### [Assignment]
Filter the data for lines with the word "Google", then copy every line so identified.

■ ■ ■ ■

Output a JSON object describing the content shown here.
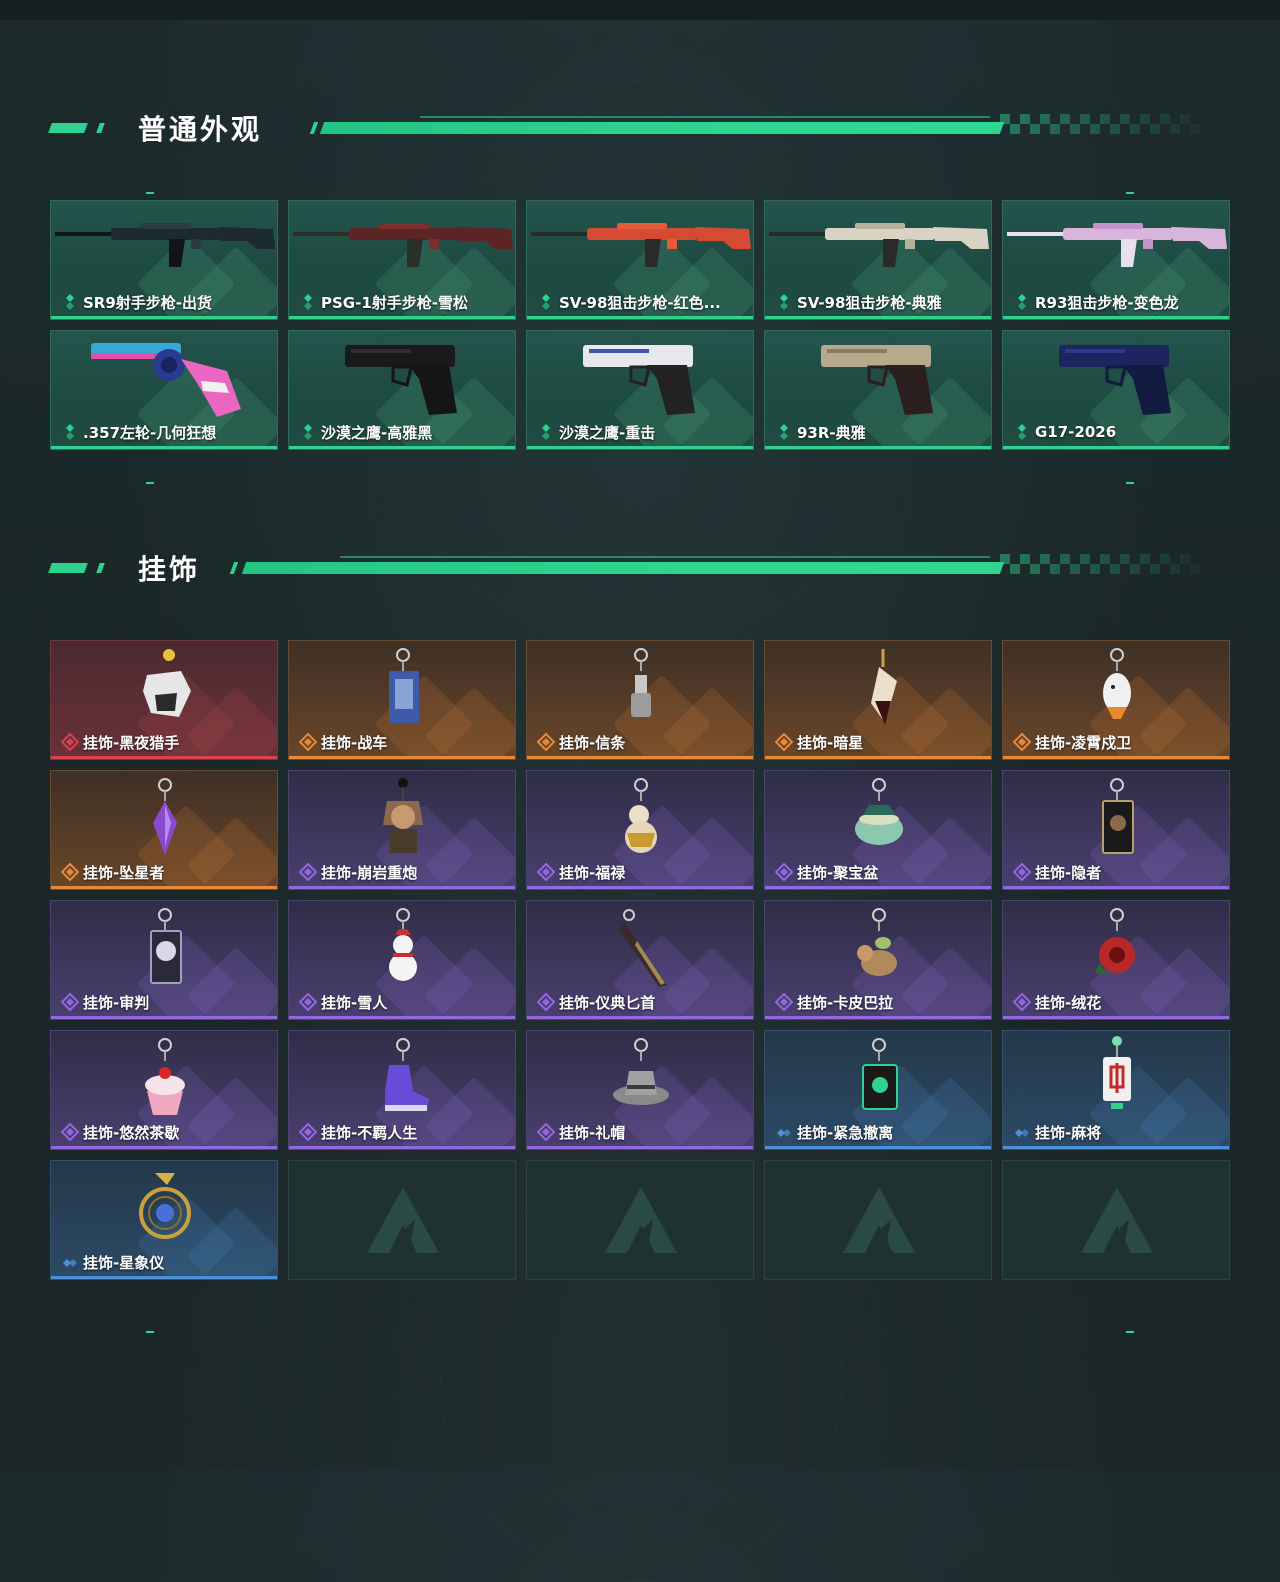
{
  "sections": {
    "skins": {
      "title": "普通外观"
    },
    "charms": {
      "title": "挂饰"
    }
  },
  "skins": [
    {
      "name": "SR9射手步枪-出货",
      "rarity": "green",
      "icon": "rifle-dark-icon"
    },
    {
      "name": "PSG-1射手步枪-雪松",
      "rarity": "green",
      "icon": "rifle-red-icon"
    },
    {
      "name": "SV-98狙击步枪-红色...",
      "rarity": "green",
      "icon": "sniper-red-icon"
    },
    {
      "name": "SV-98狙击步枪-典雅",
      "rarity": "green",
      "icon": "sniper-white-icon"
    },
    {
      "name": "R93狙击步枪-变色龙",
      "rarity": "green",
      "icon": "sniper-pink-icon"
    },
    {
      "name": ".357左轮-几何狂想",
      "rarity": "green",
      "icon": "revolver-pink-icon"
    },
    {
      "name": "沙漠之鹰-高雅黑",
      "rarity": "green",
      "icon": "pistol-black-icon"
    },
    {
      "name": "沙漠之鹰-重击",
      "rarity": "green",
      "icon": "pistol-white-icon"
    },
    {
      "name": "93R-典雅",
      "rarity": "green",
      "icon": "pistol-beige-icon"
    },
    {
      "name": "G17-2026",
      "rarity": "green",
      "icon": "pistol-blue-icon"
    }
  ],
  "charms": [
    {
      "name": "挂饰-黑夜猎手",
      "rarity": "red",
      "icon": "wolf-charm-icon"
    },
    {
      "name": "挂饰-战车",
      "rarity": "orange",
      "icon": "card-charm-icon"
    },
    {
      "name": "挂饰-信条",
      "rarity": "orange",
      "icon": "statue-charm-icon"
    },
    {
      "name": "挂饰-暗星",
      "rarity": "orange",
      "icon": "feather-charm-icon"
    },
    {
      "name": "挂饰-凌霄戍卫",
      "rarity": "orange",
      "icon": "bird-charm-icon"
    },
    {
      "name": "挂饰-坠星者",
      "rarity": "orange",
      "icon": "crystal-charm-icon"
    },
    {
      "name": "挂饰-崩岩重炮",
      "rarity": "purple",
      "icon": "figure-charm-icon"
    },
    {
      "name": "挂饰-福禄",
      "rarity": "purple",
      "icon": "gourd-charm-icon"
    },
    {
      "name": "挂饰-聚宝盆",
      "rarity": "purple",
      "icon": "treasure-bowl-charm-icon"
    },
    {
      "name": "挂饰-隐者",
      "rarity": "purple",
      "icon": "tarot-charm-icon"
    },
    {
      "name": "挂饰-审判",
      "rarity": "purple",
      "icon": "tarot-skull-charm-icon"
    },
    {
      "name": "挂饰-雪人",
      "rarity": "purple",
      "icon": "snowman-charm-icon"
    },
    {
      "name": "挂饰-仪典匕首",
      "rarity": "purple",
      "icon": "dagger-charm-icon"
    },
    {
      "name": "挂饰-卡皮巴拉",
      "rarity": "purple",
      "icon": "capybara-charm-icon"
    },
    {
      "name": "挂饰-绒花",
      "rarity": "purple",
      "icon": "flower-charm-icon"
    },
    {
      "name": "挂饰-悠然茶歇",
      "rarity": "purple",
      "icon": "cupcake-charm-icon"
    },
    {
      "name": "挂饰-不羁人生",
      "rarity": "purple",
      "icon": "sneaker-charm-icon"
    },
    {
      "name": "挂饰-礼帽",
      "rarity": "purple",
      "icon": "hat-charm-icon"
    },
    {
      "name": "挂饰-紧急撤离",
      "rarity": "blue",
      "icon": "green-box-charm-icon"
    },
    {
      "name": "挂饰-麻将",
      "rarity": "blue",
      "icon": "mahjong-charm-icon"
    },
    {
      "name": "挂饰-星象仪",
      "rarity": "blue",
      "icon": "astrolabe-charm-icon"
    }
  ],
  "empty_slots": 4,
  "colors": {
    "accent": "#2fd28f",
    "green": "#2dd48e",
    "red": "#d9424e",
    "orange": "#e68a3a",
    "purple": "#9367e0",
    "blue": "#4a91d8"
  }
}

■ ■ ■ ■

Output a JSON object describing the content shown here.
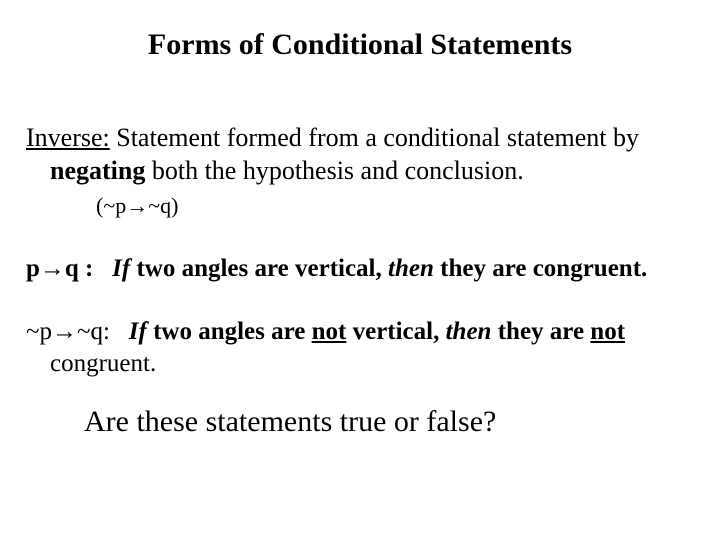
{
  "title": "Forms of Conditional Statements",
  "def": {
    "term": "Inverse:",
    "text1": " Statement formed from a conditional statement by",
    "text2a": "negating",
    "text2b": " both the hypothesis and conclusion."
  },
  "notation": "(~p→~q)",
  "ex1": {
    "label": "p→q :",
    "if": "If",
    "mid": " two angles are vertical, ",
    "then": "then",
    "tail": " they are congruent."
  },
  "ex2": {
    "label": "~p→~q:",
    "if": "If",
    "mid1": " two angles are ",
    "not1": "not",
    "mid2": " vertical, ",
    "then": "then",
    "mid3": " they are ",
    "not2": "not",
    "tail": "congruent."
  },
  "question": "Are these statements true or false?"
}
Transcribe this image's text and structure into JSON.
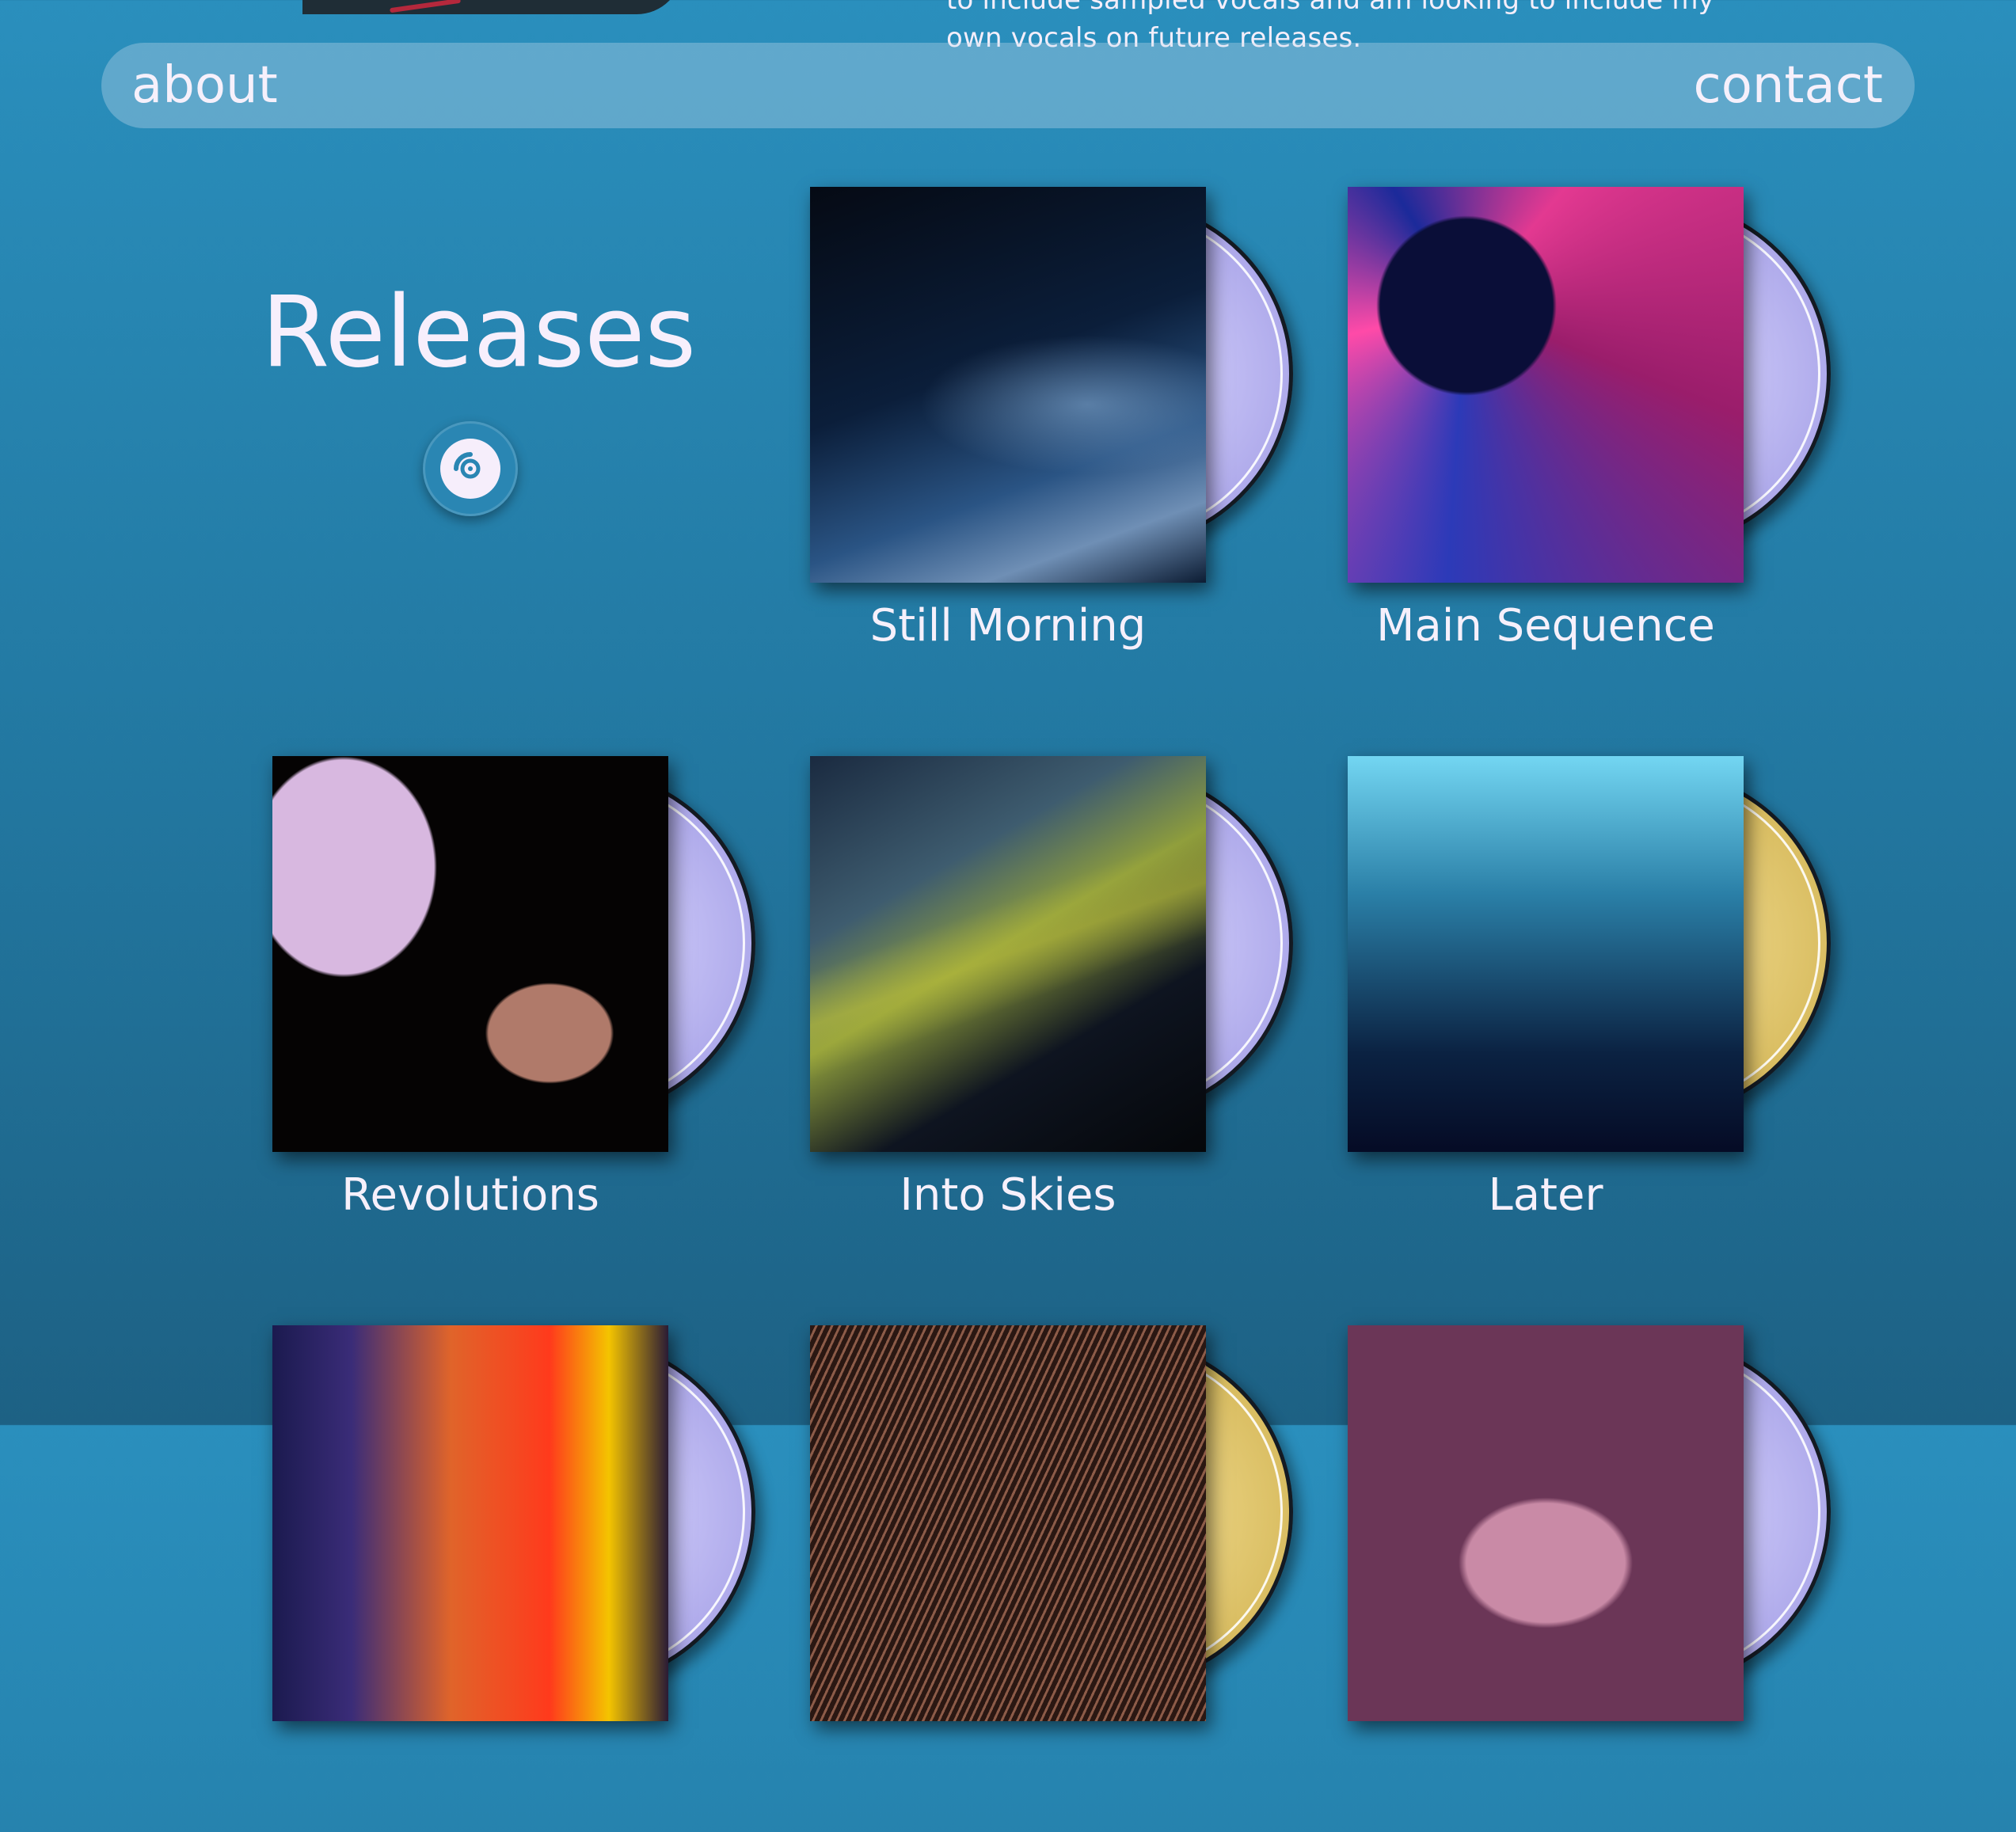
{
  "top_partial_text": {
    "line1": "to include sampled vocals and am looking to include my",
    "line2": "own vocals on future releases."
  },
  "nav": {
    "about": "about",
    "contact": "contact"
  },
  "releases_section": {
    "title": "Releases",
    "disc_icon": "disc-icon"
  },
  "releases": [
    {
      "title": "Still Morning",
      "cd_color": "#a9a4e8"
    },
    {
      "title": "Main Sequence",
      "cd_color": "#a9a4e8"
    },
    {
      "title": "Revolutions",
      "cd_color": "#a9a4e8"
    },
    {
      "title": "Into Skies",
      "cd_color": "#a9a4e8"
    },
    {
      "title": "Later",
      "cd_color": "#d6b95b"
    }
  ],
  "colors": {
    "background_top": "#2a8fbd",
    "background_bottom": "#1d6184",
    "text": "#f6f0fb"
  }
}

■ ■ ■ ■

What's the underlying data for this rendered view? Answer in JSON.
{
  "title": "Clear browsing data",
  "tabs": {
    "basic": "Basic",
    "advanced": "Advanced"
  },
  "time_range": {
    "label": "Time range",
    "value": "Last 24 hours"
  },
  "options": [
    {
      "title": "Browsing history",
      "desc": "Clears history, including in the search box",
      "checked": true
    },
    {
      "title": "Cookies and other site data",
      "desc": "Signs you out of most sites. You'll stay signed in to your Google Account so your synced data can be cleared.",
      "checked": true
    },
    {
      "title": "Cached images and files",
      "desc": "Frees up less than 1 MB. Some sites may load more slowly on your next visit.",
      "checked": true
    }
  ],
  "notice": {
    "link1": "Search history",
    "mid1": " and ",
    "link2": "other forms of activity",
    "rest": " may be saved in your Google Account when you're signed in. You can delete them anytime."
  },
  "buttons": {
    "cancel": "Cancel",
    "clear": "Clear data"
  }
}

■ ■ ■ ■

### [Result]
      "desc": "Signs you out of most sites. You'll stay signed in to your Google Account so your synced data can be cleared.",
    "rest": " may be saved in your Google Account when you're signed in. You can delete them anytime."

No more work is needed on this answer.